“Today, when I hear a plane I immediately run to the house” said seven-year-old Ahmed. Ahmed’s drawings and the other children’s show images of darkness, death, and destruction, indicating that the generations to come will need much more than financial compensation to recover.
While many residents of Abyan believe that US strikes are more accurate in hitting their desired targets than Yemeni ones, the majority believes that the implications of US bombing are disastrous.
This is seen from the fact that US strikes are seen as an invasion, an occupation and a breach of sovereignty. A citizen journalist who preferred to remain anonymous said to me, “Let’s be honest, I am against US intervention. The Yemeni government has the right to rely on the US for help but not when the US is using Yemenis against their own brothers. As a southern separatist, I believe that we are already under two occupations, by the North and the militants, and I don’t want a third occupation by the Americans,” he said.
US drones have not only resulted in death and destruction, but have also been counter productive to the counter-terrorism efforts, because with each casualty, militants groups gain more members.
“These attacks have negative impacts on psyches of children who keep hearing: this is America that is killing you, don’t you have the pride and courage to fight it?” said Saad.
Similarly it has enabled militants to make people question the concept of a civil democratic state. A photo of a mosque destroyed by an air-strike with “This is democracy, even mosques have been destroyed” written on its wall summarizes what people view as American ideology.
The strikes have also helped hard-line Islamists recruit members. In a pamphlet distributed by a mosque in Aden, 15 lines denounced cooperation with the US on the basis that the drones kill innocent civilians. “Oh Muslims, do you know that the Americans are now in Yemen? Who allowed them to kill our sons and brothers every day using drones?
The strikes have increased anti-American sentiment in the country as a whole. In a rare public demonstration in Change Square in Sanaa, some protesters burned American flags in a protest entitled “No to American meddling.” Despite the grave violations against citizens, the Yemeni government has ignored the civilians and the majority of the wounded have not received any compensation. With no means to seek justice or redress for the unlawful attacks, young brothers, friends and relatives of those killed become easy targets for militant recruitment. “I will even join Satan if I have to in order to get revenge for my wounded seven year old son,” said one angered father from Jaar who preferred to remain anonymous.

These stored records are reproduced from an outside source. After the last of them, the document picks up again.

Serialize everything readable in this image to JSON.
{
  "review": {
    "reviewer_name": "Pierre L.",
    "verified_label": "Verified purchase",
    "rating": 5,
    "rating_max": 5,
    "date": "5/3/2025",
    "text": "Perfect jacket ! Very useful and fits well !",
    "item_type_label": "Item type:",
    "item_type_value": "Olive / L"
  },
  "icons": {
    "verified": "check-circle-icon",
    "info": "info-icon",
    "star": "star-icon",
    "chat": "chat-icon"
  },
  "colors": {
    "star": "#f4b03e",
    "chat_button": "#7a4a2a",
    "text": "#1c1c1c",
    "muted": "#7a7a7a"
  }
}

The Yemeni government is a partner in these targeted strikes. Former President Saleh gave the US open access to Yemen’s air space to be used for air-strikes against AQAP. This policy continues today under the new transitional government, even with the presence of the former opposition, who previously called against these airstrikes.
Despite the high number of civilian casualties due to air-strikes, many leading politicians and activists, including Nobel Peace Prize winner, Tawakkul Karman, have not advocated on their behalf.
While we were sitting in the field clinic in Jaar, Wahib Saad asked a young boy: “what do you want to be when you grow up?” The boy answered with utter silence. “See, he doesn’t have a dream” commented Dr. Saad, “I remember when I was his age I wanted to be a pilot. If this child has no dream, then we are a country with no hope.”